This document is the third of the Industry Council white papers dealing with System Level Electrostatic Discharge (ESD). The previous two white papers addressing system level ESD are the Industry Council’s WP3 Part I and WP3 Part II.
In WP3 Part I, the misconceptions common in the understanding of system level ESD between supplier and original equipment manufacturer (OEM) were identified, and a novel ESD component / system co-design approach called system efficient ESD design (SEED) was described. The SEED approach is a comprehensive ESD design strategy for system interfaces to prevent hard (permanent) failures. In WP3 Part II this comprehensive analysis of system ESD understanding to categorize all known system ESD failure types was expanded, and described new detection techniques, models, and improvements in design for system robustness. WP 3 Part II also expands this SEED co-design approach to include additional hard / soft failure cases internal to the system. This third document on system level ESD takes this further while focusing on system testing of ports and the shortcomings of air discharge testing.

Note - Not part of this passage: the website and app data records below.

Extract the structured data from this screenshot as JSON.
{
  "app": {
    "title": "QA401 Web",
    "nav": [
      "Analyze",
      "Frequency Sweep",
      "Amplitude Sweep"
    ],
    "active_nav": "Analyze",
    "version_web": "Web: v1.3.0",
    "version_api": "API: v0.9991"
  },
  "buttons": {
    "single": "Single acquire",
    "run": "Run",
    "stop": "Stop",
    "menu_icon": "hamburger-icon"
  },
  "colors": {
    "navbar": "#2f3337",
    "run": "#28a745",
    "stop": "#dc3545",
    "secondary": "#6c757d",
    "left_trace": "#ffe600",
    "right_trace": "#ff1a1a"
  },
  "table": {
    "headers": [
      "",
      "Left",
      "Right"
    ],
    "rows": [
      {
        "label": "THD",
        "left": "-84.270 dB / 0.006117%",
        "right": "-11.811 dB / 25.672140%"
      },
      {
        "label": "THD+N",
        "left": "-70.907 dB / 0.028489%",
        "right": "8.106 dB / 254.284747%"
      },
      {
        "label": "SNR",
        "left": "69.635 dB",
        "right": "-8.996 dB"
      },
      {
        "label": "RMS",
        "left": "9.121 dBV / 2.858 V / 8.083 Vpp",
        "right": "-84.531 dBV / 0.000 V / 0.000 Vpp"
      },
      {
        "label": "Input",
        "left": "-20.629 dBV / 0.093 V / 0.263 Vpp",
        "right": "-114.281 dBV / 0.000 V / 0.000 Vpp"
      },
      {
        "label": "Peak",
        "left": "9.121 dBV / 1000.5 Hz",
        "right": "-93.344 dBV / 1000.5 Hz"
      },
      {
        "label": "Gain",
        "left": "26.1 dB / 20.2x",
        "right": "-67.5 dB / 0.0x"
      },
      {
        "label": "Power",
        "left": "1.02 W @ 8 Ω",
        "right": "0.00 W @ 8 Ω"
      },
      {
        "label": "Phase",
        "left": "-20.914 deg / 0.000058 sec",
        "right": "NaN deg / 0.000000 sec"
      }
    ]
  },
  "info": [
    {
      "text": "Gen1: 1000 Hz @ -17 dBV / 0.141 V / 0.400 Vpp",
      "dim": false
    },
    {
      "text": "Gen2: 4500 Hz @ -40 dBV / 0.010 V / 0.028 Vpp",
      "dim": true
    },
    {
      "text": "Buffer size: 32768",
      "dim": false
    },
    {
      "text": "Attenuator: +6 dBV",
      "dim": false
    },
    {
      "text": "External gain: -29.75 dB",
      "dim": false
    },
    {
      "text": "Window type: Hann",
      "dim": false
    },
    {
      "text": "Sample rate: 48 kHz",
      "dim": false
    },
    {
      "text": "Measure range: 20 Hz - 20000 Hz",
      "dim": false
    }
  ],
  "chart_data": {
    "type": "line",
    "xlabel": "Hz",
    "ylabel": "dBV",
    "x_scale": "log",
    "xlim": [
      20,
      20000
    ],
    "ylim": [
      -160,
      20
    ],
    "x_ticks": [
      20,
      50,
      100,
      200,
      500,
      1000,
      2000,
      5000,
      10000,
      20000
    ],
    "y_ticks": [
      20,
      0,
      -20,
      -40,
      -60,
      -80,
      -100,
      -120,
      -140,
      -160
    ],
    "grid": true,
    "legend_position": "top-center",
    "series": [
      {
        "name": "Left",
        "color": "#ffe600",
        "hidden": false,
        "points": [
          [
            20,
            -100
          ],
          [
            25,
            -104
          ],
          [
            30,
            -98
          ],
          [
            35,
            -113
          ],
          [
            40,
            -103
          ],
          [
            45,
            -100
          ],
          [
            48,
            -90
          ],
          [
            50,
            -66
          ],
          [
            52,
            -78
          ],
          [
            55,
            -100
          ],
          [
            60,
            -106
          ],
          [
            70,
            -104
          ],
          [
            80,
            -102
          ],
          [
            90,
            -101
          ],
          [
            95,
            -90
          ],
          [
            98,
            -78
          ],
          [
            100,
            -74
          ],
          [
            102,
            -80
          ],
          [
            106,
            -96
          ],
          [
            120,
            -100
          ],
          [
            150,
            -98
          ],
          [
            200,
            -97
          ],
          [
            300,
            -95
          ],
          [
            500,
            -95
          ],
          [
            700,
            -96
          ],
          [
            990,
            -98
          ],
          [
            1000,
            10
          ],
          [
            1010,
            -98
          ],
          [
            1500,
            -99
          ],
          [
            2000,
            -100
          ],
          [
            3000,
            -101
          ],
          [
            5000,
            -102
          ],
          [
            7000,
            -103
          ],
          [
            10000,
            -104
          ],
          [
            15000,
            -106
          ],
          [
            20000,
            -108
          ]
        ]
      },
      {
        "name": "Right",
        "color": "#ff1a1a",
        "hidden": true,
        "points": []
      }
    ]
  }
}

Part A of the document highlights the need of a consistent and standardized specification of IO Port contact discharge which is widely used in industry. This is supported by real world discharge scenarios like cable discharge. A well specified testing procedure and the related target levels for IO port direct pin injection are the base for a SEED simulation and co-design approach which can commonly be executed by IC suppliers and system customers.
Part B addresses air discharge testing, which is most relevant for field fails, while its specification in IEC 61000-4-2 and its practical application suffers from both missing repeatability and reproducibility. In the first part, the arguments of maintaining air discharge as a relevant, mandatory test method are explained. Various scenarios leading to real world discharge events which correlate to IEC 61000-4-2 testing are analyzed in more detail. They can lead to soft and hard fails reproducible by system ESD testing. Secondly, in this document new considerations to better calibrate the air discharge test and reliably perform a repeatable air discharge test are given.